Posted March. 17, 2007 07:43,   


A retiree in his 60s has been living in an apartment in Apgujeong-dong, Gangnam-gu of Seoul for 27 years since the apartment buildings were built in 1979. He is about to face a financial crisis as he will have to pay property holding taxes of more than $1,000 a month, although his fixed income is $2,100 a month. Moving to another neighborhood away from children, old friends, and the church or the temple that one has been attending for a long time is a very stressful thing for many elderly. Relocating is nonetheless easier for middle-aged people, as it is usually directly related to their children’s schools and their work.

This helps explain why civil workers who are paid with taxpayers’ money should not mockingly tell them to “move out unless you can afford to pay the property holding taxes that have swelled three-fold all at once.” However, Finance Minister Kwon O-kyu made an upsetting remark, saying, “If you sell your house and move to Bundang, you can secure a considerably large sum of cash.” However, Bundang is also one of the seven districts whose real estate prices are the most-overpriced nationwide and where a large portion of its residents are also subject to the comprehensive property taxes.

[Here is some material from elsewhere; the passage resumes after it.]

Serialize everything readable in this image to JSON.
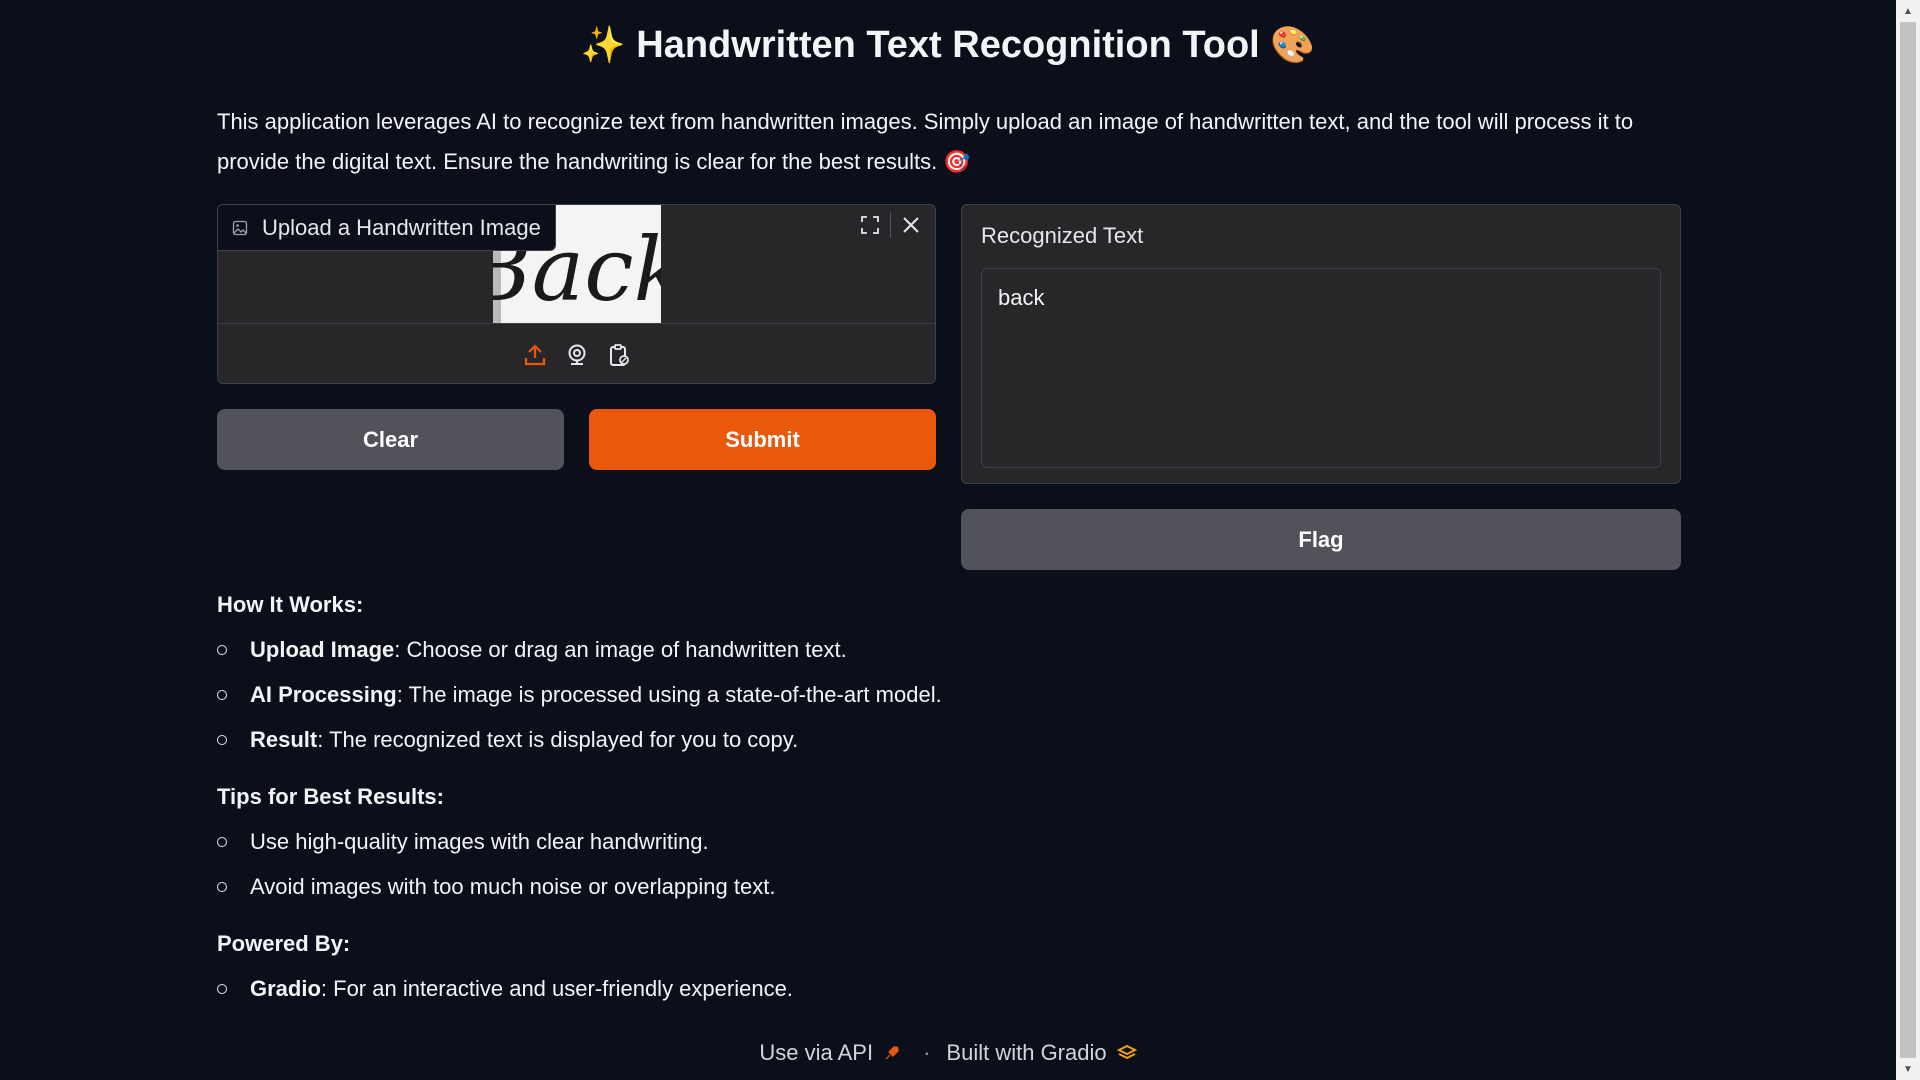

Kwon’s remark was, however, based on President Roh Moo-hyun’s recent remark, “If you move to another place because of property taxes, you will be left with a lot of money even if you pay 10 percent in transfer taxes.” Therefore, what Kwon did was simply repeat what President Roh said like a parrot out of loyalty. However, he is in effect no different from people screaming, “Fire!” while blocking the exits of a theater.

The initial objective of levying the comprehensive property taxes on the rich has vanished. Among the people who are subject to the comprehensive property taxes, 36.5 percent of them have only one house. An increasing number of residents in regional cities like Ilsan, Incheon, Busan, Daejeon and Gwangju are now subject to the comprehensive property taxes. Approximately 30 percent of those subject to the comprehensive property taxes have real-estate assets whose official values are between $630,000 and $735,000. In other words, those in the middle class who have worked hard while having only a single house have fallen victims of a punitive tax system drawn up to curb speculation. Although wealth should be redistributed through taxes to some extent, if the government imposes excessive taxes, it is no different than the plundering or the failed redistribution system of socialist countries.

The government is also squandering taxpayers’ money, which is upsetting the public. The Truth and Reconciliation Council has set aside $12.5 billion to investigate 9,154 cases. Moreover, it is planning to hire 130 more employees. The government has also poured more than $7 million to build the Administrative City Promotion Center and the Balanced National Development Promotion Center on desolate land in Yeongi-gun, South Chungcheong Province. However, only about 30 people visit the centers on average each day. Most of the visitors are either neighboring residents or related civil servants. There are just too many cases of wasting taxes to mention.

Of course, the government’s real-estate policy will never work in the market system even if it hit on people with excessive taxes. There are many people counting the number of days remaining in President Roh’s term.